WTI ran massive conservation campaigns from 2004. People eventually came to understand that this was a chosen site where whale sharks came to raise their pups, just as in traditional Indian families where daughters return to their parents’ homes with newborn babies. Thus, the whale shark, a fish that was hunted, became Vhali or “the dear one”. A scheme was put in place by the Gujarat Forest Department that reimbursed fishermen for the loss of their nets when they released whale sharks entangled in drag nets. Together with Tata Chemicals Limited, WTI was able to transform the whale shark into a symbol of pride for the port city.

A small fishing boat with a whale shark poster (“Our Vhali, our pride”) in Veraval, Gujarat

There isn’t a single fisherman who doesn’t know Farukhkha, the manager of the Gujarat Whale Shark Recovery Project and a sociologist by training. On my first day in Veraval, we were at the dockyards by sunrise, where I witnessed firsthand how the port operated. I realised that the place never slept. Fishermen spent entire nights out at sea and when they returned, the harvest went through the process of unloading, auctioning, processing and more. Kids played in the surf, while women were busy stitching nets together. These were people who depended on the fish they caught for their livelihood. Yet, they didn’t think twice before slashing their nets to release entangled Vhali back into the waters. 

Around 11 AM, Farukhkha received a call. A whale shark had been accidentally caught three nautical miles offshore. When we finally arrived at the spot by boat half an hour later, the fishermen were already cutting off the nets and for the next five minutes, all eyes were on the massive blue polka-dotted fish. To a background score of claps and cheers, the fish soon glided its way back to the depths of the ocean. I was ecstatic—not many people get to see a whale shark and I had seen one on my first day!

A whale shark caught in a trawler net off the coast of Veraval

Over the next couple of days that I spent in Veraval, I learnt more about the relationship of the locals with their Vhali.
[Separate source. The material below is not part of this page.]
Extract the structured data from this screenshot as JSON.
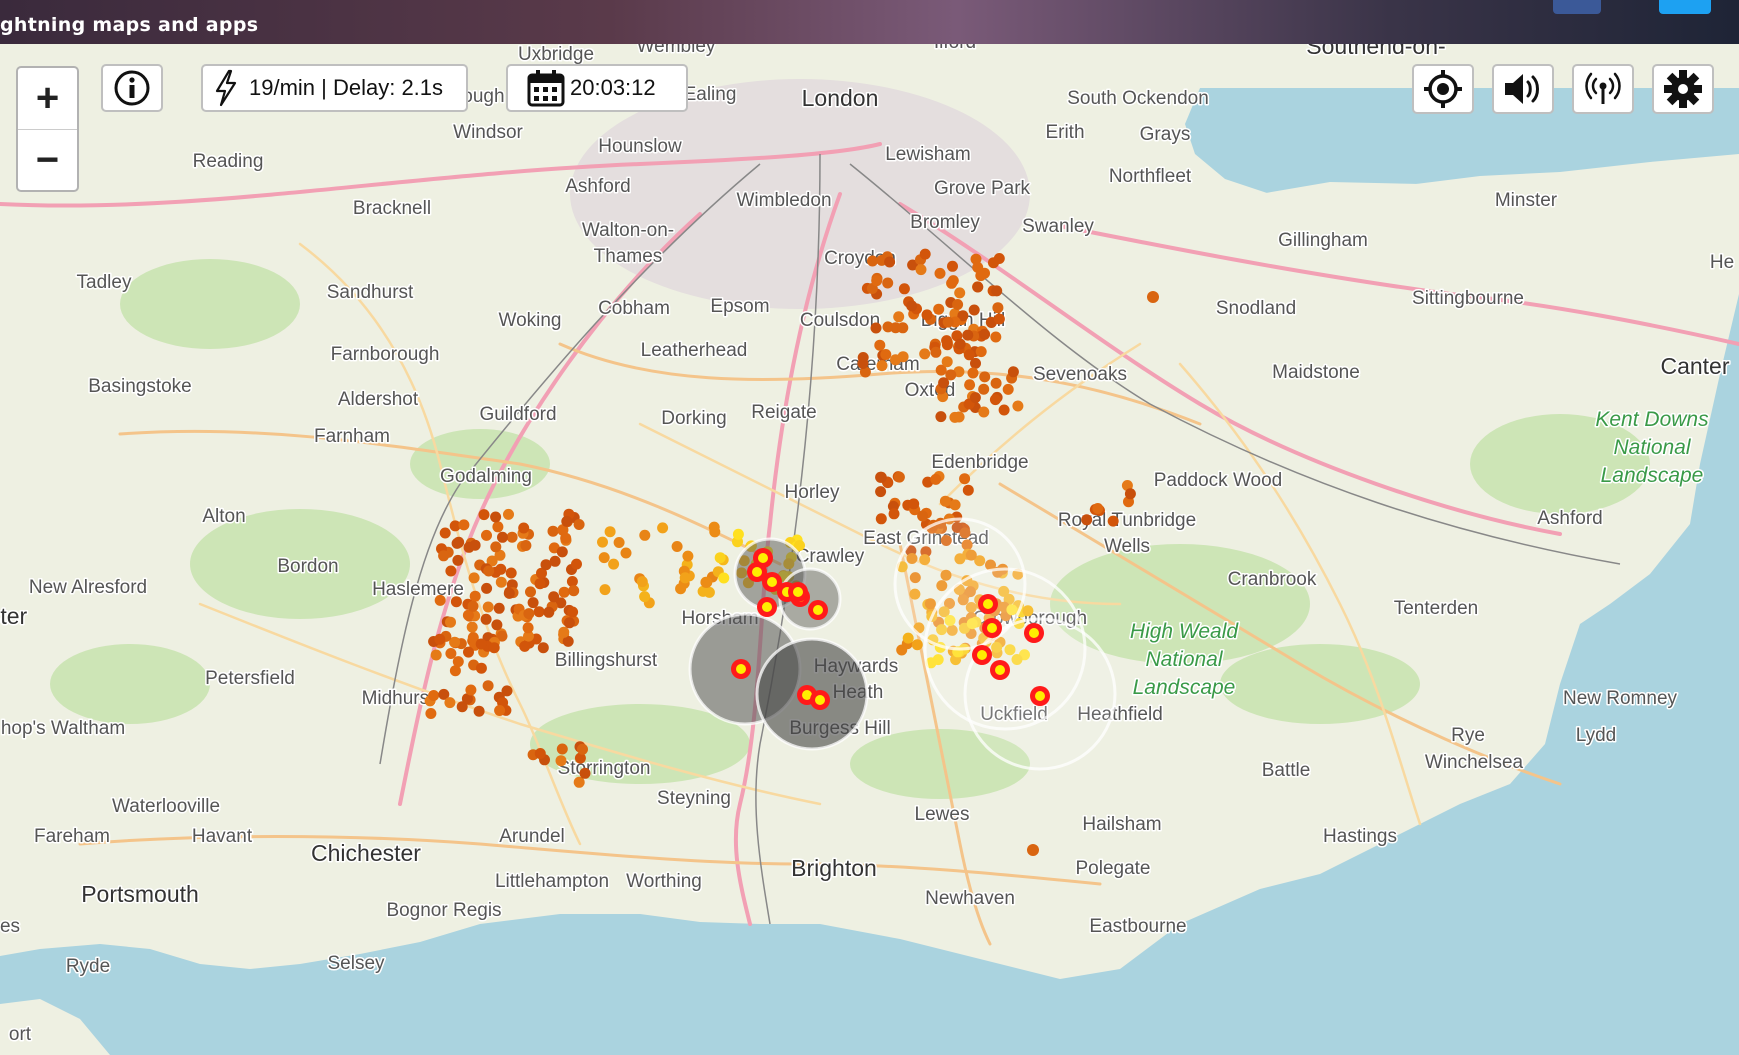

The conservation campaigns had resulted in massive participation across demographics, from corporates to local businesses and school kids to the elderly, all part of the “Friends of Vhali” group on a mission to protect their daughter.

Change is possible if we can fight for it together and when we stop thinking of nature in terms of resources. Wildlife conservation is more than spending a night in the jungle or seeing a tiger in a safari. It’s about people, beliefs and empathy.

From children to the elderly, almost everyone is part of the “Friends of Vhali” group in Veraval